Saudi King Fahd talked to Qaddafi on the phone the day after the first American attack on Libyan military targets March 24. Fahd subsequently told U.S. officials that the Libyan leader appeared deeply affected by the American use of force against him and the king described Qaddafi as "incomprehensible and disoriented" on the telephone, according to one administration source.
The would-be European and Arab mediators, including King Fahd himself, were firmly told in January that the administration was not interested either in "a direct or indirect dialogue" with Qaddafi, according to the source.
The same message will be given to the Saudis again if the king brings up the issue during his talks with Bush, the official said.
Bush is scheduled to arrive Saturday in Saudi Arabia on the first leg of a trip to the Persian Gulf region that will also take him to Bahrain, Oman and North Yemen.
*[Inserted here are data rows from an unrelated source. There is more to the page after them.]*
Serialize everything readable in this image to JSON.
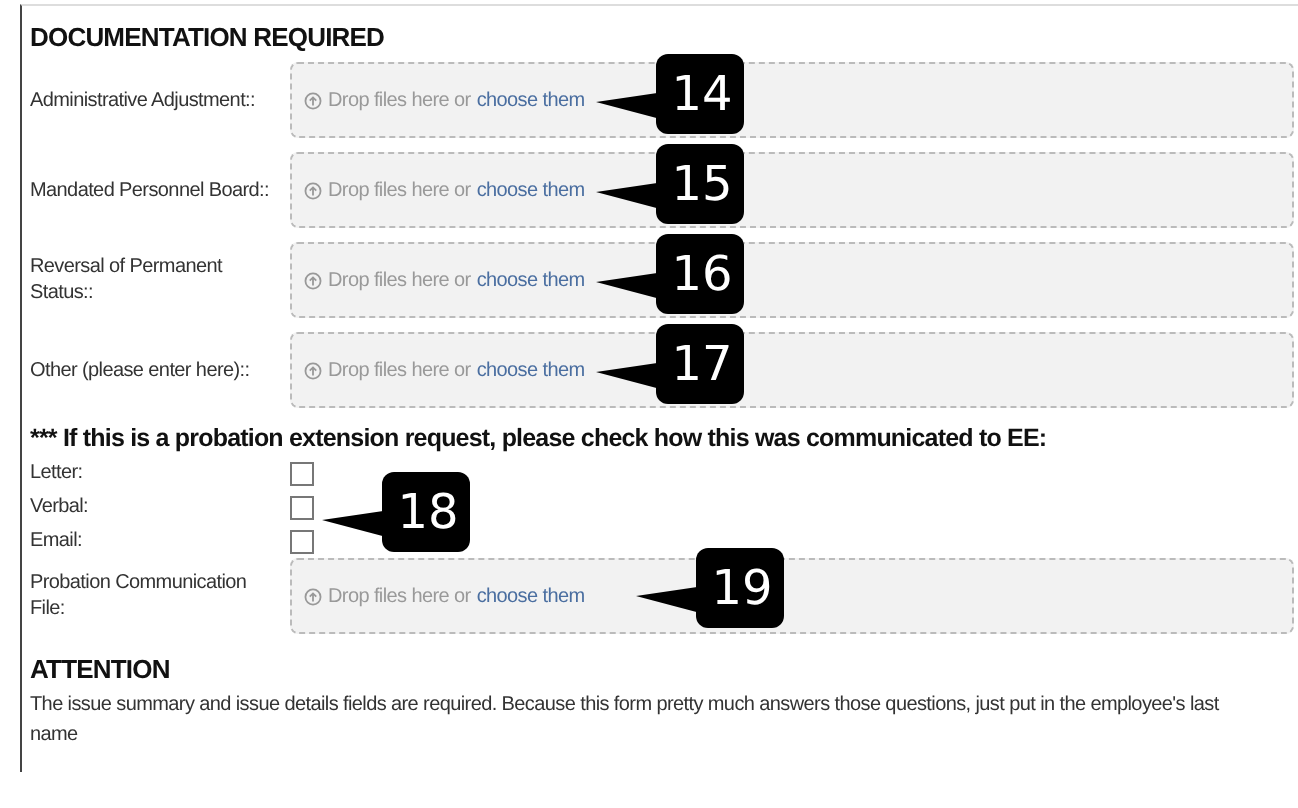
{
  "heading": "DOCUMENTATION REQUIRED",
  "upload_fields": [
    {
      "label": "Administrative Adjustment::",
      "hint": "Drop files here or",
      "link": "choose them",
      "callout": "14"
    },
    {
      "label": "Mandated Personnel Board::",
      "hint": "Drop files here or",
      "link": "choose them",
      "callout": "15"
    },
    {
      "label": "Reversal of Permanent Status::",
      "hint": "Drop files here or",
      "link": "choose them",
      "callout": "16"
    },
    {
      "label": "Other (please enter here)::",
      "hint": "Drop files here or",
      "link": "choose them",
      "callout": "17"
    }
  ],
  "probation": {
    "question": "*** If this is a probation extension request, please check how this was communicated to EE:",
    "options": [
      {
        "label": "Letter:",
        "checked": false
      },
      {
        "label": "Verbal:",
        "checked": false
      },
      {
        "label": "Email:",
        "checked": false
      }
    ],
    "callout": "18",
    "file": {
      "label": "Probation Communication File:",
      "hint": "Drop files here or",
      "link": "choose them",
      "callout": "19"
    }
  },
  "attention": {
    "title": "ATTENTION",
    "text": "The issue summary and issue details fields are required. Because this form pretty much answers those questions, just put in the employee's last name"
  }
}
The main purpose of his trip is to reaffirm a continuing American commitment to the countries of the Arabian peninsula in the wake of the latest military gains by Iran in its war against neighboring Iraq.
In addition, Bush is expected to discuss with gulf Arab leaders the state of the glutted oil market, where prices continue to plunge largely because of the Saudi increase in production; increased cooperation with the United States in combating terrorism, and possible military contingency plans with Washington in case of an Iranian incursion into Kuwait.
At a news conference yesterday, Bush said he also is expected to be asked during his trip about the administration's attitude toward the Libyan leader and was ready to tell anyone who asked "right directly how strongly we feel about Qaddafi, what a menace he is."
"Qaddafi has not changed his spots and it doesn't look to me like he's going to change them," he added.
The administration has been encouraged by the lack of any strong reaction in the Arab world, or from the Soviet Union, to the latest use of U.S. force against Libya. The mild reaction has encouraged the United States to continue its hard-line stance toward Qaddafi, one that is aimed at isolating him, officials said.
"We've told everybody he [Qaddafi] has to change his ways, and when he changes, there will be no need for a dialogue," the official said. "It's more if he behaves, we leave him alone."
The administration has also told various would-be mediators that it is not interested in striking any "deal" with Qaddafi whereby the Libyan leader would promise to end terrorist attacks against U.S. interests in return for improved relations with the United States, the offical said.
Qaddafi sent two high-ranking envoys -- Khuwailidi Humaidi, a member of the ruling Revolutionary Command Council, and Ali Treiki, former Libyan foreign minister -- to Saudi Arabia three days after the first U.S. attack on Libyan military targets.
King Fahd declined to see them personally but other high-ranking members of the royal family held talks with the two Libyans, according to a U.S. official who said the administration expects a "message" will be waiting for Bush upon his arrival in Saudi Arabia Saturday.
U.S. officials said Fahd in January was eager to play a role of mediator between Qaddafi and the United States. They assume the Libyan leader has taken advantage of the Saudi attitude, as well as Bush's visit to the kingdom, to renew his attempts to establish contacts with the administration.
In addition to King Fahd, Qaddafi also tried in January to enlist the support of the leaders of Greece, Austria, Malta, Italy and Morocco to open a dialogue with Washington.
The officials said the administration was particularly wary of Qaddafi's overtures because of what happened to French President Francois Mitterrand in November 1984, when he attempted to ease tensions between France and Libya over Chad by meeting secretly with the Libyan leader in Crete.
Based on a Qaddafi pledge at the time to withdraw Libyan troops from the civil war in Chad, Mitterrand ordered French forces to leave but discovered later that the Libyans had stayed on in northern Chad. The meeting and broken agreement proved a major embarrassment to the French president.